Data entries
= = = = = = =
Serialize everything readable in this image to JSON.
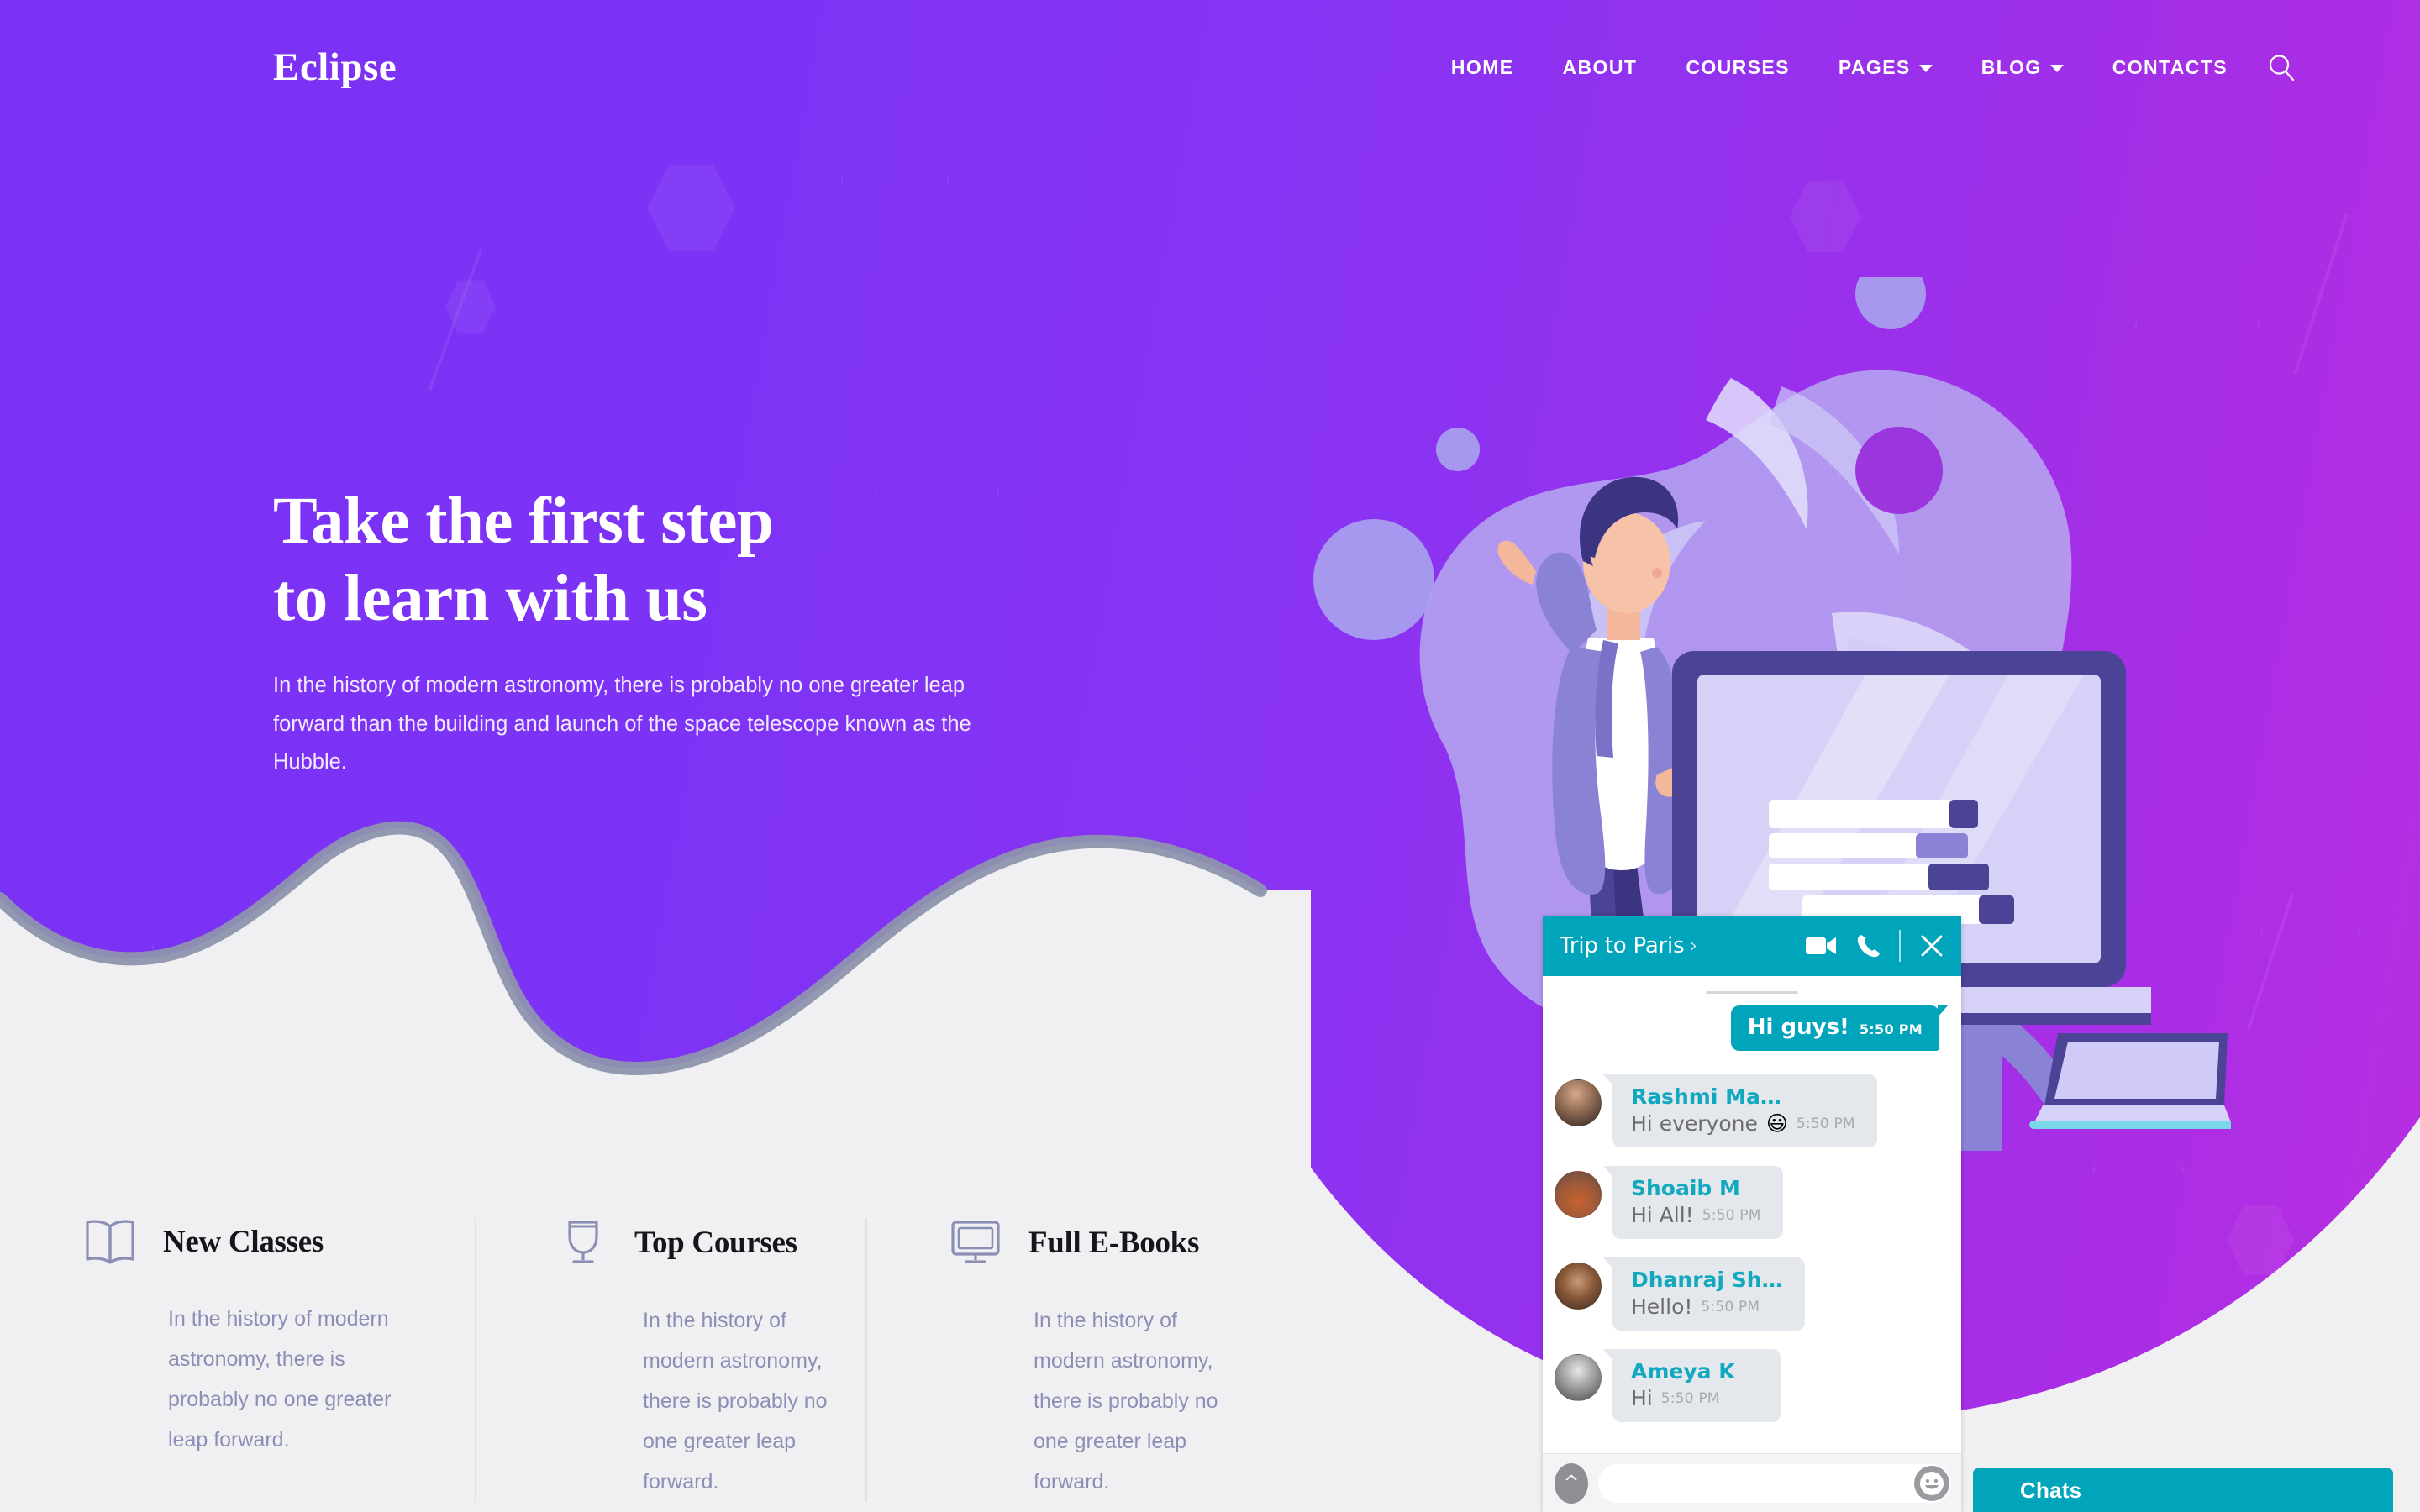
{
  "brand": {
    "name": "Eclipse"
  },
  "nav": {
    "items": [
      {
        "label": "HOME",
        "icon": "",
        "has_caret": false
      },
      {
        "label": "ABOUT",
        "icon": "",
        "has_caret": false
      },
      {
        "label": "COURSES",
        "icon": "",
        "has_caret": false
      },
      {
        "label": "PAGES",
        "icon": "chevron-down-icon",
        "has_caret": true
      },
      {
        "label": "BLOG",
        "icon": "chevron-down-icon",
        "has_caret": true
      },
      {
        "label": "CONTACTS",
        "icon": "",
        "has_caret": false
      }
    ],
    "search_icon": "search-icon"
  },
  "hero": {
    "title_line1": "Take the first step",
    "title_line2": "to learn with us",
    "subtitle": "In the history of modern astronomy, there is probably no one greater leap forward than the building and launch of the space telescope known as the Hubble."
  },
  "features": [
    {
      "icon": "open-book-icon",
      "title": "New Classes",
      "body": "In the history of modern astronomy, there is probably no one greater leap forward."
    },
    {
      "icon": "trophy-icon",
      "title": "Top Courses",
      "body": "In the history of modern astronomy, there is probably no one greater leap forward."
    },
    {
      "icon": "monitor-icon",
      "title": "Full E-Books",
      "body": "In the history of modern astronomy, there is probably no one greater leap forward."
    }
  ],
  "chat": {
    "title": "Trip to Paris",
    "chevron": "›",
    "actions": [
      {
        "name": "video-call-icon"
      },
      {
        "name": "phone-call-icon"
      },
      {
        "name": "close-icon"
      }
    ],
    "outgoing": {
      "text": "Hi guys!",
      "time": "5:50 PM"
    },
    "messages": [
      {
        "sender": "Rashmi Ma…",
        "text": "Hi everyone",
        "emoji": "😃",
        "time": "5:50 PM",
        "avatar_tint": "#5d4a42"
      },
      {
        "sender": "Shoaib M",
        "text": "Hi All!",
        "emoji": "",
        "time": "5:50 PM",
        "avatar_tint": "#b5572c"
      },
      {
        "sender": "Dhanraj Sh…",
        "text": "Hello!",
        "emoji": "",
        "time": "5:50 PM",
        "avatar_tint": "#7d4a2b"
      },
      {
        "sender": "Ameya K",
        "text": "Hi",
        "emoji": "",
        "time": "5:50 PM",
        "avatar_tint": "#8a8a8a"
      }
    ],
    "input_placeholder": "",
    "input_value": "",
    "scroll_up_icon": "chevron-up-icon",
    "emoji_icon": "emoji-smiley-icon"
  },
  "chats_bar": {
    "label": "Chats"
  },
  "colors": {
    "purple_left": "#7c32f5",
    "purple_right": "#b92de0",
    "page_bg": "#f0f0f2",
    "teal": "#00a5bb",
    "sender_teal": "#12a9bf",
    "muted_text": "#8b8fb5",
    "wave_shadow": "#8e93ae"
  }
}
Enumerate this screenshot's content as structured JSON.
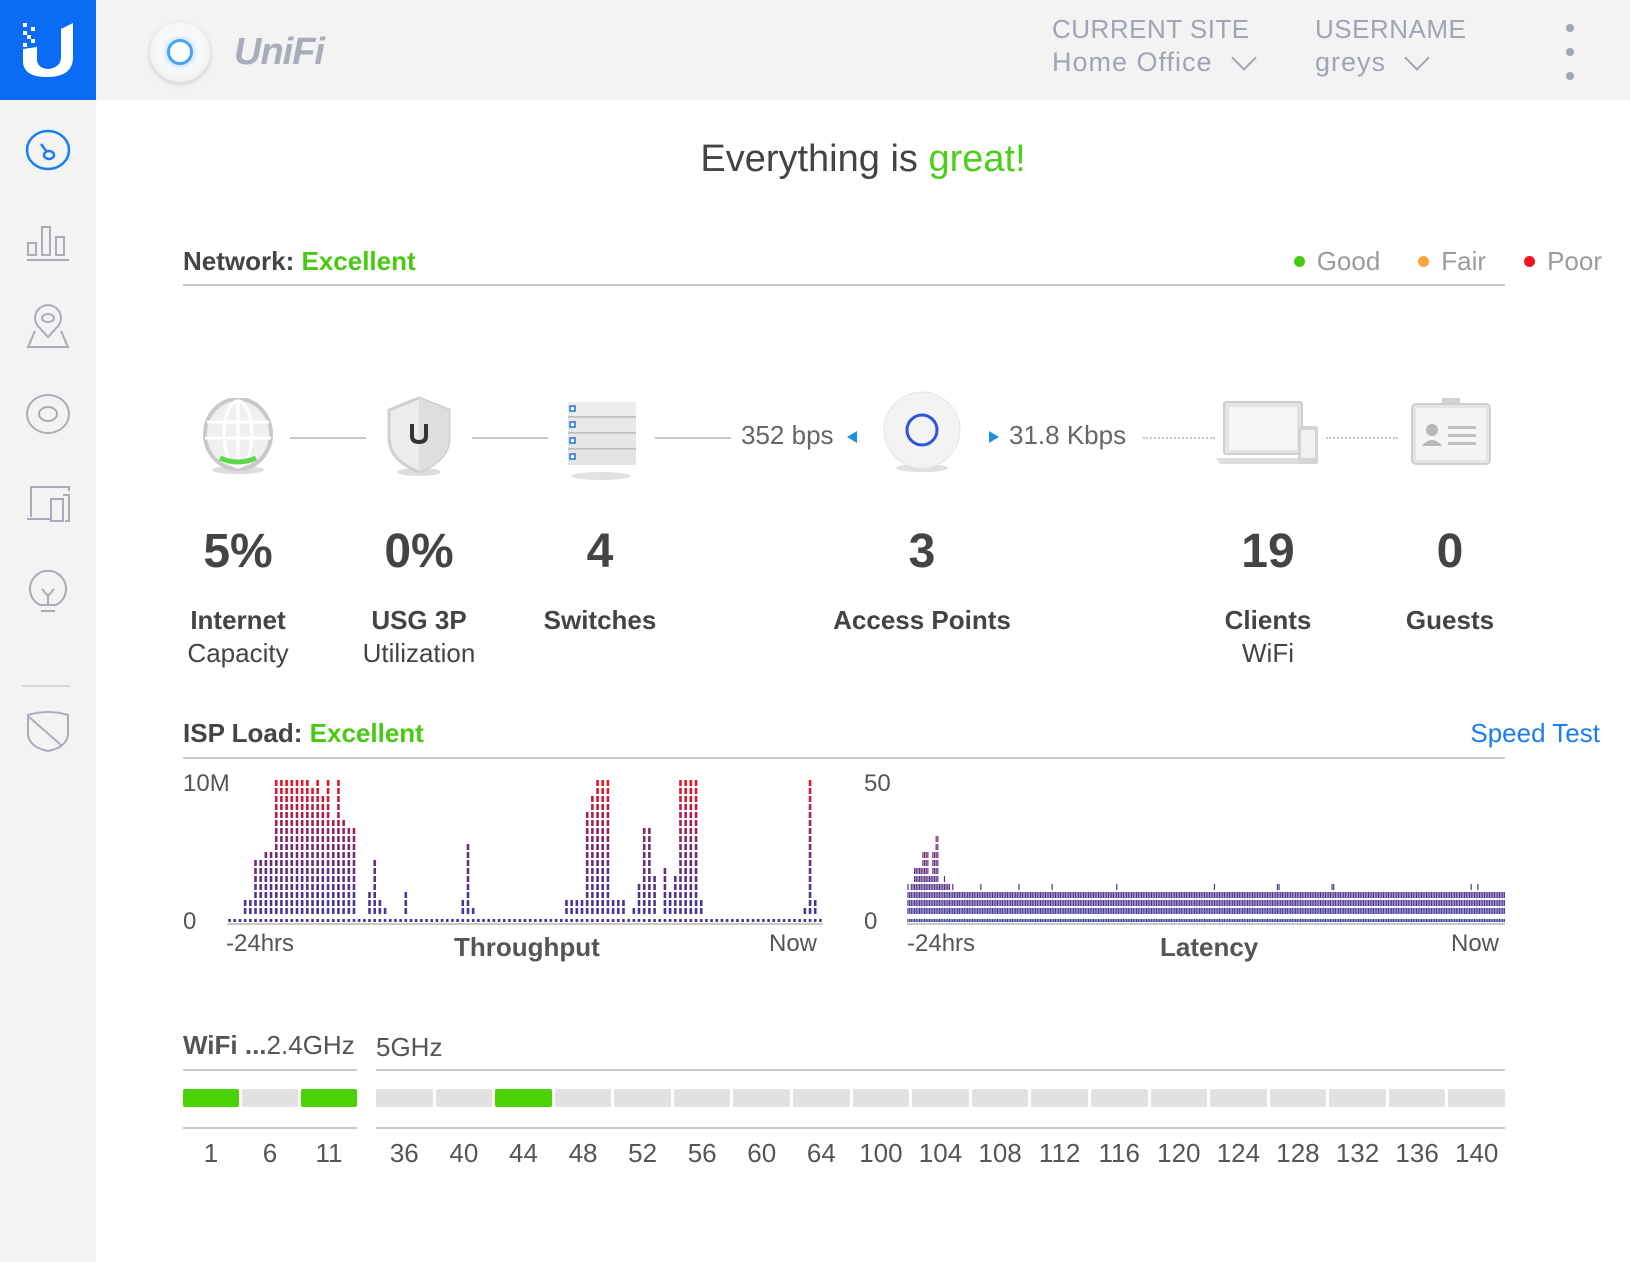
{
  "header": {
    "app_name": "UniFi",
    "site_caption": "CURRENT SITE",
    "site_value": "Home Office",
    "user_caption": "USERNAME",
    "user_value": "greys"
  },
  "sidebar": {
    "items": [
      {
        "name": "dashboard",
        "icon": "dashboard-gauge-icon",
        "active": true
      },
      {
        "name": "statistics",
        "icon": "bar-chart-icon",
        "active": false
      },
      {
        "name": "map",
        "icon": "map-pin-icon",
        "active": false
      },
      {
        "name": "devices",
        "icon": "access-point-icon",
        "active": false
      },
      {
        "name": "clients",
        "icon": "client-devices-icon",
        "active": false
      },
      {
        "name": "insights",
        "icon": "lightbulb-icon",
        "active": false
      },
      {
        "name": "alerts",
        "icon": "shield-slash-icon",
        "active": false
      }
    ]
  },
  "headline": {
    "prefix": "Everything is ",
    "status": "great!"
  },
  "network": {
    "label": "Network:",
    "status": "Excellent",
    "legend": [
      {
        "label": "Good",
        "color": "#44cc11"
      },
      {
        "label": "Fair",
        "color": "#f9a537"
      },
      {
        "label": "Poor",
        "color": "#f0141e"
      }
    ],
    "uplink_rate": "352 bps",
    "downlink_rate": "31.8 Kbps",
    "stats": [
      {
        "value": "5%",
        "line1": "Internet",
        "line2": "Capacity"
      },
      {
        "value": "0%",
        "line1": "USG 3P",
        "line2": "Utilization"
      },
      {
        "value": "4",
        "line1": "Switches",
        "line2": ""
      },
      {
        "value": "3",
        "line1": "Access Points",
        "line2": ""
      },
      {
        "value": "19",
        "line1": "Clients",
        "line2": "WiFi"
      },
      {
        "value": "0",
        "line1": "Guests",
        "line2": ""
      }
    ]
  },
  "isp": {
    "label": "ISP Load:",
    "status": "Excellent",
    "speed_test_label": "Speed Test"
  },
  "chart_data": [
    {
      "type": "bar",
      "title": "Throughput",
      "ylabel": "",
      "ymax_label": "10M",
      "ymin_label": "0",
      "x_start_label": "-24hrs",
      "x_end_label": "Now",
      "ylim": [
        0,
        10
      ],
      "units": "Mbps",
      "values": [
        0.3,
        0.8,
        0.8,
        1.6,
        1.6,
        4.2,
        4.2,
        5.1,
        5.1,
        10,
        10,
        10,
        10,
        10,
        10,
        10,
        9.4,
        10,
        8.9,
        10,
        7.3,
        10,
        7.3,
        6.9,
        6.9,
        0.6,
        0.6,
        2.3,
        4.2,
        1.8,
        1.3,
        0.7,
        0.6,
        0.6,
        2.1,
        0.4,
        0.3,
        0.3,
        0.2,
        0.8,
        0.3,
        0.1,
        0.3,
        0.1,
        0,
        1.8,
        5.3,
        0.9,
        0.2,
        0,
        0,
        0.2,
        0,
        0.2,
        0.1,
        0,
        0,
        0.1,
        0,
        0,
        0,
        0,
        0.2,
        0.6,
        0.8,
        1.4,
        1.4,
        1.4,
        1.6,
        8,
        8.7,
        10,
        10,
        10,
        1.6,
        1.4,
        1.4,
        0.8,
        1.2,
        2.9,
        6.5,
        6.5,
        3.1,
        0.8,
        3.9,
        2.3,
        3.5,
        10,
        10,
        10,
        10,
        1.6,
        0.6,
        0.2,
        0.1,
        0,
        0,
        0,
        0,
        0,
        0,
        0,
        0,
        0.1,
        0,
        0,
        0,
        0,
        0,
        0.2,
        0.3,
        1,
        10,
        1.4,
        0.8
      ]
    },
    {
      "type": "bar",
      "title": "Latency",
      "ylabel": "",
      "ymax_label": "50",
      "ymin_label": "0",
      "x_start_label": "-24hrs",
      "x_end_label": "Now",
      "ylim": [
        0,
        50
      ],
      "units": "ms",
      "values": [
        14,
        12,
        15,
        15,
        20,
        20,
        20,
        20,
        20,
        24,
        24,
        24,
        24,
        16,
        16,
        25,
        25,
        30,
        30,
        14,
        13,
        14,
        16,
        13,
        14,
        14,
        12,
        14,
        12,
        12,
        12,
        12,
        12,
        12,
        12,
        12,
        12,
        12,
        12,
        12,
        12,
        12,
        12,
        12,
        13,
        12,
        12,
        12,
        12,
        12,
        12,
        12,
        12,
        12,
        12,
        12,
        12,
        12,
        12,
        12,
        12,
        12,
        12,
        12,
        12,
        12,
        12,
        13,
        12,
        12,
        12,
        12,
        12,
        12,
        12,
        12,
        12,
        12,
        12,
        12,
        12,
        12,
        12,
        12,
        12,
        12,
        12,
        13,
        12,
        12,
        12,
        12,
        12,
        12,
        12,
        12,
        12,
        12,
        12,
        12,
        12,
        12,
        12,
        12,
        12,
        12,
        12,
        12,
        12,
        12,
        12,
        12,
        12,
        12,
        12,
        12,
        12,
        12,
        12,
        12,
        12,
        12,
        12,
        12,
        12,
        12,
        13,
        12,
        12,
        12,
        12,
        12,
        12,
        12,
        12,
        12,
        12,
        12,
        12,
        12,
        12,
        12,
        12,
        12,
        12,
        12,
        12,
        12,
        12,
        12,
        12,
        12,
        12,
        12,
        12,
        12,
        12,
        12,
        12,
        12,
        12,
        12,
        12,
        12,
        12,
        12,
        12,
        12,
        12,
        12,
        12,
        12,
        12,
        12,
        12,
        12,
        12,
        12,
        12,
        12,
        12,
        12,
        12,
        12,
        12,
        13,
        12,
        12,
        12,
        12,
        12,
        12,
        12,
        12,
        12,
        12,
        12,
        12,
        12,
        12,
        12,
        12,
        12,
        12,
        12,
        12,
        12,
        12,
        12,
        12,
        12,
        12,
        12,
        12,
        12,
        12,
        12,
        12,
        12,
        12,
        12,
        12,
        12,
        13,
        13,
        12,
        12,
        12,
        12,
        12,
        12,
        12,
        12,
        12,
        12,
        12,
        12,
        12,
        12,
        12,
        12,
        12,
        12,
        12,
        12,
        12,
        12,
        12,
        12,
        12,
        12,
        12,
        12,
        12,
        12,
        12,
        15,
        15,
        12,
        12,
        12,
        12,
        12,
        12,
        12,
        12,
        12,
        12,
        12,
        12,
        12,
        12,
        12,
        12,
        12,
        12,
        12,
        12,
        12,
        12,
        12,
        12,
        12,
        12,
        12,
        12,
        12,
        12,
        12,
        12,
        12,
        12,
        12,
        12,
        12,
        12,
        12,
        12,
        12,
        12,
        12,
        12,
        12,
        12,
        12,
        12,
        12,
        12,
        12,
        12,
        12,
        12,
        12,
        12,
        12,
        12,
        12,
        12,
        12,
        12,
        12,
        12,
        12,
        12,
        12,
        12,
        12,
        12,
        12,
        12,
        12,
        12,
        12,
        12,
        12,
        12,
        12,
        12,
        12,
        12,
        13,
        12,
        12,
        12,
        13,
        12,
        12,
        12,
        12,
        12,
        12,
        12,
        12,
        12,
        12,
        12,
        12,
        12,
        12,
        12,
        12
      ]
    }
  ],
  "wifi": {
    "label": "WiFi ...",
    "band_24_label": "2.4GHz",
    "band_5_label": "5GHz",
    "channels_24": [
      {
        "ch": "1",
        "active": true
      },
      {
        "ch": "6",
        "active": false
      },
      {
        "ch": "11",
        "active": true
      }
    ],
    "channels_5": [
      {
        "ch": "36",
        "active": false
      },
      {
        "ch": "40",
        "active": false
      },
      {
        "ch": "44",
        "active": true
      },
      {
        "ch": "48",
        "active": false
      },
      {
        "ch": "52",
        "active": false
      },
      {
        "ch": "56",
        "active": false
      },
      {
        "ch": "60",
        "active": false
      },
      {
        "ch": "64",
        "active": false
      },
      {
        "ch": "100",
        "active": false
      },
      {
        "ch": "104",
        "active": false
      },
      {
        "ch": "108",
        "active": false
      },
      {
        "ch": "112",
        "active": false
      },
      {
        "ch": "116",
        "active": false
      },
      {
        "ch": "120",
        "active": false
      },
      {
        "ch": "124",
        "active": false
      },
      {
        "ch": "128",
        "active": false
      },
      {
        "ch": "132",
        "active": false
      },
      {
        "ch": "136",
        "active": false
      },
      {
        "ch": "140",
        "active": false
      }
    ],
    "active_color": "#4ad300",
    "inactive_color": "#e2e2e2"
  },
  "colors": {
    "brand_blue": "#0a6cf5",
    "status_green": "#48c912",
    "link_blue": "#1a7ef0",
    "chart_low": "#3a3aa0",
    "chart_high": "#f0141e"
  }
}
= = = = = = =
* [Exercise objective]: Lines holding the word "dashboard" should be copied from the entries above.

* [Task answer]:
        "name": "dashboard",
        "icon": "dashboard-gauge-icon",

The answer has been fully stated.